By Sumiko Martinez on September 24, 2015
One of the first steps in deciding where you want to go to college is researching the costs. At first it might seem overwhelming, but remember: YOU choose where to go, and it’s up to you to pick the college that’s the best fit, at the best price.
There are a few different parts of the total cost of college. Here’s a look at them, and some things to think about to help you stretch your college dollar.
Tuition, or the money that you pay for your classes, is often the largest expense in the total bill. Most colleges charge tuition per credit hour, but some (like many of our Utah colleges and universities) offer plateaued tuition if you enroll for more than 12 credit hours/semester. This means it would cost the same amount for 12 credit hours and for 15, or sometimes even 18, credit hours. It’s a good idea to take advantage of that by signing up for at least 15 credit hours per semester; that’s basically two free classes every year!
At state colleges and universities, there are different tuition charges for in-state and out-of-state residents. A Utah student attending the U of U will pay just over $8,000 for a year’s tuition – but an out-of-state student will pay $26,000! That’s true of most colleges. If you attend a school in another state, you may pay a much higher tuition rate than you would if you stayed in-state.
Fees are often added in with tuition, and they typically cover costs for labs, university-provided equipment, and services that are available to you across campus (like exercise facilities, counseling, and healthcare services, etc.).
This is one area where you might be able to save a LOT of money. Campus bookstores, while convenient, usually charge the highest amount for textbooks. Some of your books might be available through the library for free. If you can’t find them there, you can shop for used books through websites such as abebooks.com and half.com. Your college’s bookstore may also offer book rentals – if you don’t plan on keeping a book to refer back to it later, this is a great option!
Room & Board
Obviously you’ve got to live somewhere while you go to school, right? This is another area that can vary widely on cost. Living in the dorms at an urban college will usually cost a LOT more than living in off-campus housing at a suburban or rural university. Think about what is included in your living expenses, as well. Sometimes if you live in a dorm, you’ll be required to put a certain amount of money into a campus meal plan – and that’s on top of whatever you’re paying for housing.
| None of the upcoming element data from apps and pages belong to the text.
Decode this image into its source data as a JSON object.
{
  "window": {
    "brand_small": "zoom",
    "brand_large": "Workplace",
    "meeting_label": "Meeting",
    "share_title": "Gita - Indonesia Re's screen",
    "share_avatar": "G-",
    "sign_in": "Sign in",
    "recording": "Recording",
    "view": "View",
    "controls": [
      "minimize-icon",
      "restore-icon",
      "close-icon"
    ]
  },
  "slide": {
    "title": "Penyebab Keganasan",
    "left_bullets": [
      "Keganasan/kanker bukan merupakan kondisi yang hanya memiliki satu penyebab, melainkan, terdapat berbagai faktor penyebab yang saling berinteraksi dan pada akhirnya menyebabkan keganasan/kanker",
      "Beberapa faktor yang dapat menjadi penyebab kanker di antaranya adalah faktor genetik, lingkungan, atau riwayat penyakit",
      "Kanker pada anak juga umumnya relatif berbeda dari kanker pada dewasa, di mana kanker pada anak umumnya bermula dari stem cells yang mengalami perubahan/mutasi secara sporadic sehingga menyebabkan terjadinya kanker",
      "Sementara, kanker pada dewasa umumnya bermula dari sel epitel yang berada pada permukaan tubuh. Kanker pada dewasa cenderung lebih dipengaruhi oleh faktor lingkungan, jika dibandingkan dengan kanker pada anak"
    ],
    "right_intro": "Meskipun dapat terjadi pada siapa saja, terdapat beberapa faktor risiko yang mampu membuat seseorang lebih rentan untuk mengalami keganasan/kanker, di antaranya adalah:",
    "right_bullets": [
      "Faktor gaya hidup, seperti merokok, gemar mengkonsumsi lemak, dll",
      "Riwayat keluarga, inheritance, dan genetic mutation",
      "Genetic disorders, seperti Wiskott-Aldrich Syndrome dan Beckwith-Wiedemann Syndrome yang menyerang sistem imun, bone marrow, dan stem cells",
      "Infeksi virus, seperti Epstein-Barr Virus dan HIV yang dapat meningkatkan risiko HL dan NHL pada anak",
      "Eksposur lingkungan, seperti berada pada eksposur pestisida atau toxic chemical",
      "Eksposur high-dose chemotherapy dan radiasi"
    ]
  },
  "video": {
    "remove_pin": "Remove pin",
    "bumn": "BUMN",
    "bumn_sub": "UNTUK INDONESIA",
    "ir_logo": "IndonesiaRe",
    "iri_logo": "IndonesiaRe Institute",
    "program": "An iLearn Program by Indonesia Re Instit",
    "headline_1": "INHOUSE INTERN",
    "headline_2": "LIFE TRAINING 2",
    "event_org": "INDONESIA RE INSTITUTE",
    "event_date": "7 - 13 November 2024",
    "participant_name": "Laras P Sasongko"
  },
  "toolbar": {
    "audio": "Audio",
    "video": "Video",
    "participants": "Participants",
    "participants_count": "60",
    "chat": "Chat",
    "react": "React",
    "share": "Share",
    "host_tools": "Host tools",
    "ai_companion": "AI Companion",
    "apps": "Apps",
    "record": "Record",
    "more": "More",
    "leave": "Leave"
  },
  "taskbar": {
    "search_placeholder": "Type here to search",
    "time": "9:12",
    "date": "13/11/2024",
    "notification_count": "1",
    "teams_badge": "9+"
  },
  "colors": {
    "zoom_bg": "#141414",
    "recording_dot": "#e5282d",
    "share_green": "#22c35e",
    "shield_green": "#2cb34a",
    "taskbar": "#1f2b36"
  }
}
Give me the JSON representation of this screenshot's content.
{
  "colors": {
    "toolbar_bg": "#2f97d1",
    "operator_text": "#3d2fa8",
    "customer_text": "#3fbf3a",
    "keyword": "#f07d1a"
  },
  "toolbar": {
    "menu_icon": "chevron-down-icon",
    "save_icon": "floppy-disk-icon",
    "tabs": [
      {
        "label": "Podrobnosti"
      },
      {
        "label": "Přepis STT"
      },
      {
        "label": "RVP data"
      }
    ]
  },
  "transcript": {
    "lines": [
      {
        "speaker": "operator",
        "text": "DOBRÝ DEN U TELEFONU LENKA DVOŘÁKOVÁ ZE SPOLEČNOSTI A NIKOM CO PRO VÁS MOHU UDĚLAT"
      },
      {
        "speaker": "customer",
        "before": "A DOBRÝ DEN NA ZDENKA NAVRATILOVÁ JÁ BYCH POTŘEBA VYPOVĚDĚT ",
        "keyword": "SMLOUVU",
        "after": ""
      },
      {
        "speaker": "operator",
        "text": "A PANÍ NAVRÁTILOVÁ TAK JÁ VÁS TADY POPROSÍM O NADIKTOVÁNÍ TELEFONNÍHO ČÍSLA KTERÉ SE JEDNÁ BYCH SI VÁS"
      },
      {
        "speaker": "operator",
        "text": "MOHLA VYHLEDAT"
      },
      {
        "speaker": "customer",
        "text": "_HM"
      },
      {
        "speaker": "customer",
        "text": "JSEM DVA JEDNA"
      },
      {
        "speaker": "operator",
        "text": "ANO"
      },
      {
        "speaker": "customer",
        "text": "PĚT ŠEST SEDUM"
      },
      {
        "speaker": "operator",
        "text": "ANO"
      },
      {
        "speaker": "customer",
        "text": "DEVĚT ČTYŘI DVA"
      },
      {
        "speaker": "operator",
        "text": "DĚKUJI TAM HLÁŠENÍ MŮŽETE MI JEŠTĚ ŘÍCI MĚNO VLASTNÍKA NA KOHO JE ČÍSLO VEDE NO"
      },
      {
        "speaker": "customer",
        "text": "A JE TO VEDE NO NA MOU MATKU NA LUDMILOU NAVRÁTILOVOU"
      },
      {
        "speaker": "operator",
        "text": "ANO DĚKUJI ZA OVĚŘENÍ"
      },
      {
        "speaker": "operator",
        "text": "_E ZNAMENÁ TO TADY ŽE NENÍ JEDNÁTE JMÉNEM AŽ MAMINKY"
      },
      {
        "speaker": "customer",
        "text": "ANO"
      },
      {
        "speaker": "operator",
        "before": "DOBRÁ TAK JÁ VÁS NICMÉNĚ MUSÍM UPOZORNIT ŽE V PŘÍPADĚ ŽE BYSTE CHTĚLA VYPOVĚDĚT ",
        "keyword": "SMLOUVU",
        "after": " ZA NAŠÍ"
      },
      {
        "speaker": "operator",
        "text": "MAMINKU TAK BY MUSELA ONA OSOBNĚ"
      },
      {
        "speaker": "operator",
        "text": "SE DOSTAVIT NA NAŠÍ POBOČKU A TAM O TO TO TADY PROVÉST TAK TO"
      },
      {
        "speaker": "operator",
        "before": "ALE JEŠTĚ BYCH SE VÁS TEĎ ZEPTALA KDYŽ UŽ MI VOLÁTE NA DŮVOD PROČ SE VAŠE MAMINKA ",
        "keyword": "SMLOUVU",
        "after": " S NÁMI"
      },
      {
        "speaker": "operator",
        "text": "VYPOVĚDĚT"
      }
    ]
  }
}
You may be able to save money by living off campus, or even more by staying with parents or family members.
Crunching the Numbers
Once you’ve looked up the different costs for each of the colleges you’re interested in, it’s time to crunch the numbers! Subtract the financial aid offered through each school from the total cost of each institution to see what you would have to pay out of pocket to attend that college. Of course, the decision of where to attend is up to you – and the final cost can vary widely depending on whether you are offered generous scholarships or financial aid by colleges. Many colleges have Net Price Calculators on their websites, where you can put in some numbers and get an accurate estimate of what you’d likely pay at their school. So don’t rule a college out based on the sticker price alone! Always analyze the costs before you choose.
Also, be sure to look at our Facts-at-a-Glance page to get a quick overview of Utah colleges and university costs.
Sumiko Martinez is a Community Outreach Officer with the Utah Higher Education Assistance Authority (UHEAA). Learn more about Sumiko at sumikomartinez.com, and connect with her on Twitter @SumikoMartinez.